The companies fought back, finding ever more elaborate ways of repackaging old goods to make them appealing to affluent and nostalgic baby boomers. Just last year, Bowie’s Station to Station album from 1976 was released in a deluxe box set edition for £80 – with memorabilia, essays, exclusive mixes and even vinyl. Bowie’s golden years were being squeezed for every last penny.
But there comes a time when every piece of tatty tinsel from pop’s halcyon days has been unearthed, recycled and flogged off. As Amazon and Apple devise new pricing structures, and services such as Spotify forge new business models, the traditional music industry remains ever more embattled.
The success of Bowie bonds had also inspired Guy Hands, a master of securitising assets from pubs to motorway service stations, to believe he could do the same with EMI’s back catalogue. But he was caught out by the collapse of the credit markets, never managing to spread the risk of 2007’s £4.2bn takeover.
In many ways the arc of Bowie’s career mirrors what has happened to pop music itself: from uncertain beginnings in the 1960s, reaching its pomp in the 1970s, and exploiting its success through clever business deals in the 1980s and 1990s. But has something got lost on the way?
The clamour over Steve Jobs’ death shows the extent to which pop music is a fading force, compared with the beautiful machines that convey it to the masses.
But Bowie remains gloriously invulnerable to the demise of the art form he graced with such aplomb. He has proved his artistic mettle several times over, and settled into heritage status, nursing himself back to health after a heart attack, and making the odd cameo appearance on such cultural landmarks asSpongeBob SquarePants.

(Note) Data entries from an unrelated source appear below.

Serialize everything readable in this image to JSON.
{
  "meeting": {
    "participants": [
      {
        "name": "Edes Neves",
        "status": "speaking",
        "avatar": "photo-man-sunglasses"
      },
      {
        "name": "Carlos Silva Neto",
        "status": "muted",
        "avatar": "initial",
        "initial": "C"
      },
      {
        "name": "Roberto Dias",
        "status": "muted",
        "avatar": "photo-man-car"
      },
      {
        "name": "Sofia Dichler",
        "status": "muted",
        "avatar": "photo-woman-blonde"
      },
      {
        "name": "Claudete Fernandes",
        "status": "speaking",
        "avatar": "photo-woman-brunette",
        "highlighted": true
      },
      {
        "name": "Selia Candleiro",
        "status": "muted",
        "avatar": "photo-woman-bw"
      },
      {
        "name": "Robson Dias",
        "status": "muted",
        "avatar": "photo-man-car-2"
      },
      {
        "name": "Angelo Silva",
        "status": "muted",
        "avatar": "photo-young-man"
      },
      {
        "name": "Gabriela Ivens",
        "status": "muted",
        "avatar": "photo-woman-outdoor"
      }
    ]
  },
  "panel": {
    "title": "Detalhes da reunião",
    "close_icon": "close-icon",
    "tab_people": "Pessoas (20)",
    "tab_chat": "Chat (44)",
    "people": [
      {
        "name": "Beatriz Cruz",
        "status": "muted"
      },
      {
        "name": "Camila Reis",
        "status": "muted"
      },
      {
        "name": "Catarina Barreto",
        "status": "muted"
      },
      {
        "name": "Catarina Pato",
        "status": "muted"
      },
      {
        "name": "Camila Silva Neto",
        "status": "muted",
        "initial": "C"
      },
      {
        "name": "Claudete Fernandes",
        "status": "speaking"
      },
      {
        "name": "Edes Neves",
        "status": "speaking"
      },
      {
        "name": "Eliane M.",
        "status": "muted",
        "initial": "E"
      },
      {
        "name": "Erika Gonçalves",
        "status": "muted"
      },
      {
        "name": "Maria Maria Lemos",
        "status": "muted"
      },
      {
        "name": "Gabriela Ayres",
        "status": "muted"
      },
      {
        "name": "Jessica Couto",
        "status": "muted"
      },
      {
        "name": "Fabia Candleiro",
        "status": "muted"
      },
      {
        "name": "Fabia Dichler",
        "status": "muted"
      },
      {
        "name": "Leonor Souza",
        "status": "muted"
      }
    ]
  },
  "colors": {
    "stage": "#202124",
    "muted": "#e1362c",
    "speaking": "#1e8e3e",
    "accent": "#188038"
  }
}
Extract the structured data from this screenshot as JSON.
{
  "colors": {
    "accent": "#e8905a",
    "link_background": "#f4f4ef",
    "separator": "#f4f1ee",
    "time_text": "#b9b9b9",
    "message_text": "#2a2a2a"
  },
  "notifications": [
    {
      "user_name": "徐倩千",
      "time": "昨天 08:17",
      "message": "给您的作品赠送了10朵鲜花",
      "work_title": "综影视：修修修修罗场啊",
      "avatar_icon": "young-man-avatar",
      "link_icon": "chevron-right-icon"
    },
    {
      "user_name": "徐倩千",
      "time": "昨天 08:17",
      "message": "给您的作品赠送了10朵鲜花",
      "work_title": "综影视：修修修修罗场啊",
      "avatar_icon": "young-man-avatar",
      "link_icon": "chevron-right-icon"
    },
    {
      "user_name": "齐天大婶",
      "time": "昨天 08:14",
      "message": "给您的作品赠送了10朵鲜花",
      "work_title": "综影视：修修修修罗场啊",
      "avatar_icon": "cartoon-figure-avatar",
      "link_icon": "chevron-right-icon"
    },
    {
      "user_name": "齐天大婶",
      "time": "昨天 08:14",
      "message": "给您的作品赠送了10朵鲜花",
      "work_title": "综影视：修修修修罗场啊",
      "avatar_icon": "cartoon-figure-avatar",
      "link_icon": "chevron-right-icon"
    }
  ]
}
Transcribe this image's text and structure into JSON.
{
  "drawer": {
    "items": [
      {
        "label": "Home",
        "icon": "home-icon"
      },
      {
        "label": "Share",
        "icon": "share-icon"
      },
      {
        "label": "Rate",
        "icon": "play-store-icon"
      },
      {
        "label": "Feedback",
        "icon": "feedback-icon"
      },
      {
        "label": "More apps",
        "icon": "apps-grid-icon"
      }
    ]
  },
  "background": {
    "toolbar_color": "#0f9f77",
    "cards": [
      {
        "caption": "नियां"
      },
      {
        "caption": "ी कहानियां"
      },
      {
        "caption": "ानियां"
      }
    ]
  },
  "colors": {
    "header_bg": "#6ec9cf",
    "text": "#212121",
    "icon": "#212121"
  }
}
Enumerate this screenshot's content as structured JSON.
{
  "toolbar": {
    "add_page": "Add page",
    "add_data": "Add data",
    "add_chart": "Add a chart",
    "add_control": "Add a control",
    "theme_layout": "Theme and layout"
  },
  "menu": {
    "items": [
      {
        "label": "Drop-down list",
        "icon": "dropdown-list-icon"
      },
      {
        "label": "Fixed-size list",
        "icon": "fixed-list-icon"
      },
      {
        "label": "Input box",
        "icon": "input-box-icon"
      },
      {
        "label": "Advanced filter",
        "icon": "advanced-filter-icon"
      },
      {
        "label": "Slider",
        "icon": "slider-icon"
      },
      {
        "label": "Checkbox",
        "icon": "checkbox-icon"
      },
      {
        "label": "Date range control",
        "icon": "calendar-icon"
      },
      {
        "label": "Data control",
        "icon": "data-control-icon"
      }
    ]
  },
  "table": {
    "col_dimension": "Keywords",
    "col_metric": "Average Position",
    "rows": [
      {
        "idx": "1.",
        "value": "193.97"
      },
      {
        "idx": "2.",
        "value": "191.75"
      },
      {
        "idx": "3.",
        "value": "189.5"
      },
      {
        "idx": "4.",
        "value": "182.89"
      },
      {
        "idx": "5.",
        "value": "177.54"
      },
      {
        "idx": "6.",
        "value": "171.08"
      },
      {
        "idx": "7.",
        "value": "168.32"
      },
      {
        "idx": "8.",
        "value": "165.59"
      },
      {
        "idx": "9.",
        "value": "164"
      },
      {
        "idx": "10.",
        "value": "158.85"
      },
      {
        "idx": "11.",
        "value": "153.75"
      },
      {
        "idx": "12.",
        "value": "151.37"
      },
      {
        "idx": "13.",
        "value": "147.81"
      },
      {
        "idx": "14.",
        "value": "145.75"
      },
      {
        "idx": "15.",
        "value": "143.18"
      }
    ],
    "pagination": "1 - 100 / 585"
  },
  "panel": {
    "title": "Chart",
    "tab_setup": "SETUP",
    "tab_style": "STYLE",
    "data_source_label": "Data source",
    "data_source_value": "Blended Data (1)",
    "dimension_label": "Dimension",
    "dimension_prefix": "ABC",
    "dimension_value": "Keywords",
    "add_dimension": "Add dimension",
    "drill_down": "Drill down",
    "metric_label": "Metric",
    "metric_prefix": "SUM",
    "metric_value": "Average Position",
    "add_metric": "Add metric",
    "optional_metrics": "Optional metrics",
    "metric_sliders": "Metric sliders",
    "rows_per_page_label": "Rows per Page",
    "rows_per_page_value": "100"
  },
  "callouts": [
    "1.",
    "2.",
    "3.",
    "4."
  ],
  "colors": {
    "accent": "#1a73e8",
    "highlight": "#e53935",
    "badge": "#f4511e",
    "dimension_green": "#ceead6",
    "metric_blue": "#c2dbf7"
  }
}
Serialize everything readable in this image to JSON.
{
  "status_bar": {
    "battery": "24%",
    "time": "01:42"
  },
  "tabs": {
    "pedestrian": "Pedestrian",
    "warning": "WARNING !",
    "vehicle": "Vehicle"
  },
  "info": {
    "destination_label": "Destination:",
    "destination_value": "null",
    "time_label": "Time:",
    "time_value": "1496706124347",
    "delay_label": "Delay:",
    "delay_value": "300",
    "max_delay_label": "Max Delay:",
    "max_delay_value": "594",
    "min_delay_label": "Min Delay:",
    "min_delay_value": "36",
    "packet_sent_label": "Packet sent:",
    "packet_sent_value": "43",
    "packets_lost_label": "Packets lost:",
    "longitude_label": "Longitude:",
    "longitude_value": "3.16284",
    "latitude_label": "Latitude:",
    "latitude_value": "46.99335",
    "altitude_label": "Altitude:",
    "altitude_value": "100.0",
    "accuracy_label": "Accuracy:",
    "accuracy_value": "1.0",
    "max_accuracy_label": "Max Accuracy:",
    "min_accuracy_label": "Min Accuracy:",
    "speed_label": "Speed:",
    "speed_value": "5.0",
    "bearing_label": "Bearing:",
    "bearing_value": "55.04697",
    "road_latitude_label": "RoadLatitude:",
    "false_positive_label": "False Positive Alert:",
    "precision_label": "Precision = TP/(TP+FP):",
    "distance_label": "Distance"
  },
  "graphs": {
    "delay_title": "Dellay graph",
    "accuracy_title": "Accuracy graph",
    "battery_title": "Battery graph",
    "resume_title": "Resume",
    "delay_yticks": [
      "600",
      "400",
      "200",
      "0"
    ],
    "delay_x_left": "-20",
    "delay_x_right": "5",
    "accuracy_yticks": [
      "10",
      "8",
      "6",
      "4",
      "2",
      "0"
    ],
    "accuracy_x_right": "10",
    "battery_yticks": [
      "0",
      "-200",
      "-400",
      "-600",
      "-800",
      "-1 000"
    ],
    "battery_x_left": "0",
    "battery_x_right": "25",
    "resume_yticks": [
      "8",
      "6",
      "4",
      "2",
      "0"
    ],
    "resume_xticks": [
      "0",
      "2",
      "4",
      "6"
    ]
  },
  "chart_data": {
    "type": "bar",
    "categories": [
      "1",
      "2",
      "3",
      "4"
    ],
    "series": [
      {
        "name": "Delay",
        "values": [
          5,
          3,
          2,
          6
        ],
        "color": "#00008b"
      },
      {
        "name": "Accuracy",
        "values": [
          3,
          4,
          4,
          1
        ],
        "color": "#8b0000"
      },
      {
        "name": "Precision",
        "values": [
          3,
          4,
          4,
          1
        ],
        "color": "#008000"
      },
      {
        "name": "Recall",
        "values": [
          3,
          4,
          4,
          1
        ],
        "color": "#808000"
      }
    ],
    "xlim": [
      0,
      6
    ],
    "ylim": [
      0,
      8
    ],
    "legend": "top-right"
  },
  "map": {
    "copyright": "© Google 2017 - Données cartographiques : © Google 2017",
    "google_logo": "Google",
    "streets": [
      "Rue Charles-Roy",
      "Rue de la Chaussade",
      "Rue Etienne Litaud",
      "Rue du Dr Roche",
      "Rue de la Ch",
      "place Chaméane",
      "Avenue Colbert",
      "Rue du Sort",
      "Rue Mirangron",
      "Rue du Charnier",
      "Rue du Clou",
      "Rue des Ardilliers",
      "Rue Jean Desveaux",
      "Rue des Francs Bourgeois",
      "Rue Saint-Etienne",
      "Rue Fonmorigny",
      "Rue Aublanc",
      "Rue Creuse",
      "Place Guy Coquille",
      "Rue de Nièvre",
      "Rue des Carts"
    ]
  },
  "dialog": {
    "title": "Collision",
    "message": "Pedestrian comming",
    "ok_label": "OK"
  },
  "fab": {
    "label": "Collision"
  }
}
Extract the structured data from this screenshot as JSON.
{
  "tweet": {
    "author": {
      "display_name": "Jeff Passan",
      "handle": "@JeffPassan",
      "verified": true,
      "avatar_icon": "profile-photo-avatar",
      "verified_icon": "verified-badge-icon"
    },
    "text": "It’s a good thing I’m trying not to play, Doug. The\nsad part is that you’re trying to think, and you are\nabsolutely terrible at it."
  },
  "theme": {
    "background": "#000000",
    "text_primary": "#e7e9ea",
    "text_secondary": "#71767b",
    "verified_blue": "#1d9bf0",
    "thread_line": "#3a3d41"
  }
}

He hasn’t made an album since 2003’s Reality.
His reasons for disenchantment with EMI are not clear, but we shouldn’t be surprised if he has another radical change of direction up his sleeve. No British cultural figure has so enjoyed confounding expectations, nor earned the right to go his own way.
Peter Aspden is the FT’s arts writer. Andrew Edgecliffe-Johnson also contributed to this profile